Keep a mirror handy. A medium hand-held one will do fine. This is so you can gaze adoringly into your own eyes and repeat to yourself, in a sultry lisp, "You look fabulous, dahling, yesss you do, very beautiful and sexxxy! Yes you are!" Ha ha, just kidding. No, the mirror is so you can look at your artwork in it. It will provide an alternative view, but an important one. Your composition should be as balanced reflected in the mirror as it is normally. Or, to put it another way, it should look just as good backward as forward. It's surprising how different the aspects of image will appear when viewed in this way. Turning the image upside-down or sideways is also helpful.


If you go to YouTube, look for "space4art". It's a series of videos by and about the artist Michael Parkes, (a favorite of mine,) where he explains alot of his techniques. His art is amazing, and he explains it very intelligently and articulately. Kind of an anti-Warhol. (Not to say that I don't respect Andy Warhol.) He talks about the mirror technique in this video: http://www.youtube.com/watch?v=1MgveoEFRD8 at about 3:30.


So that's it for now. Thanks for reading.
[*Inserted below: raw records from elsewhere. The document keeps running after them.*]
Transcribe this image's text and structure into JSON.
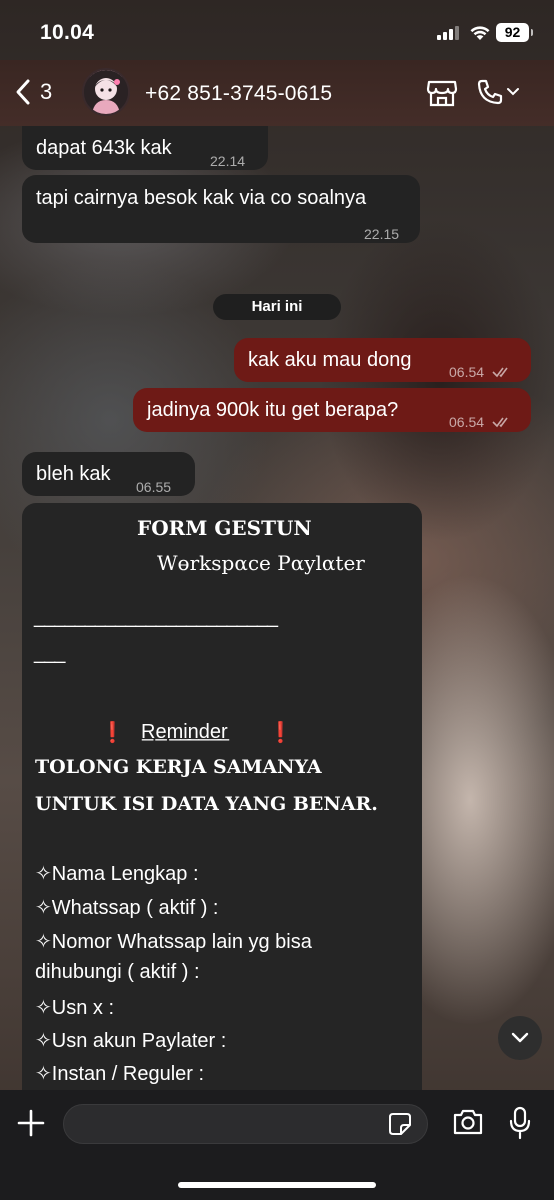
{
  "status_bar": {
    "time": "10.04",
    "battery": "92"
  },
  "header": {
    "back_count": "3",
    "contact": "+62 851-3745-0615"
  },
  "messages": [
    {
      "dir": "in",
      "text": "dapat 643k kak",
      "time": "22.14"
    },
    {
      "dir": "in",
      "text": "tapi cairnya besok kak via co soalnya",
      "time": "22.15"
    },
    {
      "dir": "out",
      "text": "kak aku mau dong",
      "time": "06.54"
    },
    {
      "dir": "out",
      "text": "jadinya 900k itu get berapa?",
      "time": "06.54"
    },
    {
      "dir": "in",
      "text": "bleh kak",
      "time": "06.55"
    }
  ],
  "date_separator": "Hari ini",
  "form": {
    "title": "FORM GESTUN",
    "subtitle": "Wөrkspαce Pαylαter",
    "divider_1": "________________________",
    "divider_2": "___",
    "reminder_mark": "❗",
    "reminder": "R̲e̲m̲i̲n̲d̲e̲r̲",
    "warning_1": "TOLONG KERJA SAMANYA",
    "warning_2": "UNTUK ISI DATA YANG BENAR.",
    "fields": [
      "✧Nama Lengkap :",
      "✧Whatssap ( aktif ) :",
      "✧Nomor Whatssap lain yg bisa",
      "dihubungi ( aktif ) :",
      "✧Usn x :",
      "✧Usn akun Paylater :",
      "✧Instan / Reguler :"
    ]
  },
  "input": {
    "placeholder": ""
  },
  "icons": {
    "back": "chevron-left-icon",
    "store": "store-icon",
    "call": "phone-icon",
    "plus": "plus-icon",
    "sticker": "sticker-icon",
    "camera": "camera-icon",
    "mic": "microphone-icon",
    "scroll": "chevron-down-icon"
  },
  "colors": {
    "incoming": "#232323",
    "outgoing": "#6e1a16",
    "accent_red": "#e0282b"
  }
}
I've got a new print in my Etsy shop, feel free to check it out, let me know what you think: http://www.etsy.com/view_listing.php?listing_id=15972279

Also don't forget to look for Design Style Guide on Etsy, some great work there, visual arts and such, and I'll post some more hints, tips, tricks, methods, madness and what not soon.


Namaste

Michael M. Koch

Monday, October 6, 2008

Halloween, or Samhain if you prefer.

Here are a few interesting things I've learned about this fun holiday:



Supposedly Halloween evolved from the Celtic festival of Samhain, although there is some controversy as to the accuracy of this information.



Jack-o-lanterns were traditionally carved from turnips in Europe. (Pumpkins aren't native to that continent.)



In England and Scotland, black cats represent good luck. I agree



So where am I going with all this? Halloween prints! Yes, I'm working on Halloween images for some new prints in my Etsy shop, (http://attentionsurplus.etsy.com/) and eventually the calendar I've started working on. Here's a rough:


Kinda cool, ain't he? Thanks for looking! Don't forget to check out http://www.etsy.com/ , look for the Interior Design Team http://team.etsy.com/viewteam.php?id=398 , and do great creative artistic things at all times.

Michael M. Koch

Wednesday, September 24, 2008

New print on Etsy!

This is a little something called "Surrealist Masked Fish, Number 24." This is a pastel drawing in the series I mentioned in the listing for "Surrealist Jellyfish." The little fishie looks down, and like Narcissus admires his own reflection in the gently rolling waters of the ocean he drifts above.


(If you look closely, you can see an image of this as a work in progress in the pictures of my studio below.)

Thanks for looking!

Michael M. Koch
m.koch.artist@gmail.com
attentionsurplus.etsy.com

Tuesday, September 23, 2008

Welcome to my world.

Here's a chaotic photomontage of my chaotic studio. I thought you might find it interesting:



Now keep in mind that this is just a picture. The actual room is much messier. Etsy.com, my all-time favorite website, does little videos of artisans in their studios and stuff. Hey, why not.

Thanks for looking.

Michael M Koch
m.koch.artist@gmail.com

Welcome to my world.

Here's a chaotic photomontage of my chaotic studio. I thought you might find it interesting: